* _The data_:
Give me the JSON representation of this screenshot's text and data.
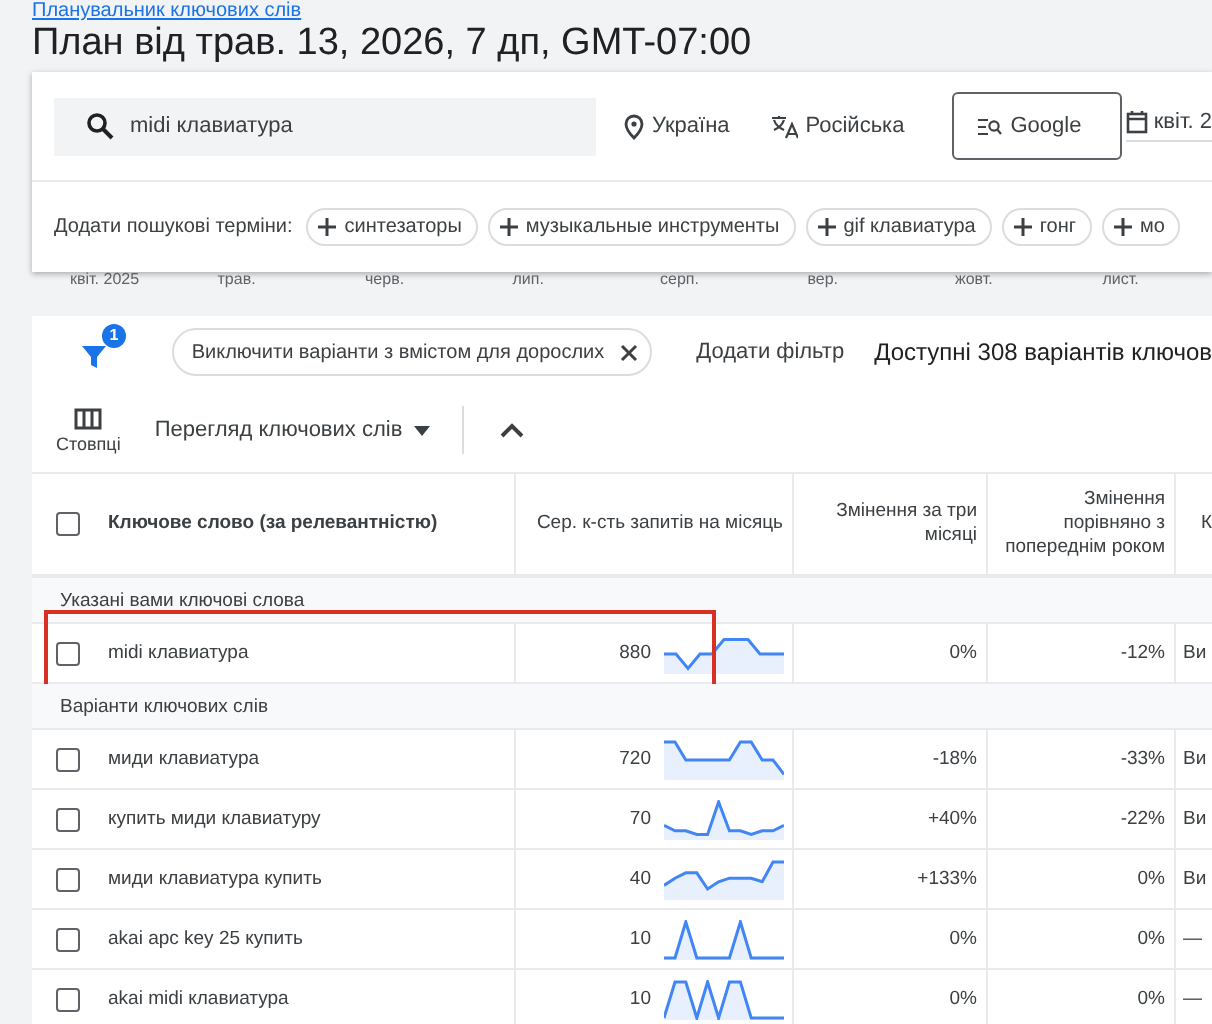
{
  "breadcrumb": "Планувальник ключових слів",
  "title": "План від трав. 13, 2026, 7 дп, GMT-07:00",
  "search": {
    "value": "midi клавиатура"
  },
  "location": "Україна",
  "language": "Російська",
  "network": "Google",
  "date_range": "квіт. 2",
  "add_terms": {
    "label": "Додати пошукові терміни:",
    "chips": [
      "синтезаторы",
      "музыкальные инструменты",
      "gif клавиатура",
      "гонг",
      "мо"
    ]
  },
  "timeline": [
    "квіт. 2025",
    "трав.",
    "черв.",
    "лип.",
    "серп.",
    "вер.",
    "жовт.",
    "лист."
  ],
  "filters": {
    "badge": "1",
    "chips": [
      "Виключити варіанти з вмістом для дорослих"
    ],
    "add_filter": "Додати фільтр",
    "summary": "Доступні 308 варіантів ключов"
  },
  "toolbar": {
    "columns_label": "Стовпці",
    "view": "Перегляд ключових слів"
  },
  "table": {
    "select_all_checked": false,
    "columns": [
      "Ключове слово (за релевантністю)",
      "Сер. к-сть запитів на місяць",
      "Змінення за три місяці",
      "Змінення порівняно з попереднім роком",
      "К"
    ],
    "groups": [
      {
        "label": "Указані вами ключові слова",
        "rows": [
          {
            "keyword": "midi клавиатура",
            "searches": "880",
            "three_month": "0%",
            "yoy": "-12%",
            "column_5": "Ви",
            "checked": false,
            "highlighted": true
          }
        ]
      },
      {
        "label": "Варіанти ключових слів",
        "rows": [
          {
            "keyword": "миди клавиатура",
            "searches": "720",
            "three_month": "-18%",
            "yoy": "-33%",
            "column_5": "Ви",
            "checked": false,
            "highlighted": false
          },
          {
            "keyword": "купить миди клавиатуру",
            "searches": "70",
            "three_month": "+40%",
            "yoy": "-22%",
            "column_5": "Ви",
            "checked": false,
            "highlighted": false
          },
          {
            "keyword": "миди клавиатура купить",
            "searches": "40",
            "three_month": "+133%",
            "yoy": "0%",
            "column_5": "Ви",
            "checked": false,
            "highlighted": false
          },
          {
            "keyword": "akai apc key 25 купить",
            "searches": "10",
            "three_month": "0%",
            "yoy": "0%",
            "column_5": "—",
            "checked": false,
            "highlighted": false
          },
          {
            "keyword": "akai midi клавиатура",
            "searches": "10",
            "three_month": "0%",
            "yoy": "0%",
            "column_5": "—",
            "checked": false,
            "highlighted": false
          }
        ]
      }
    ]
  }
}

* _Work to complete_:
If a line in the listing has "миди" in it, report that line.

* _Output for this exercise_:
            "keyword": "миди клавиатура",
            "keyword": "купить миди клавиатуру",
            "keyword": "миди клавиатура купить",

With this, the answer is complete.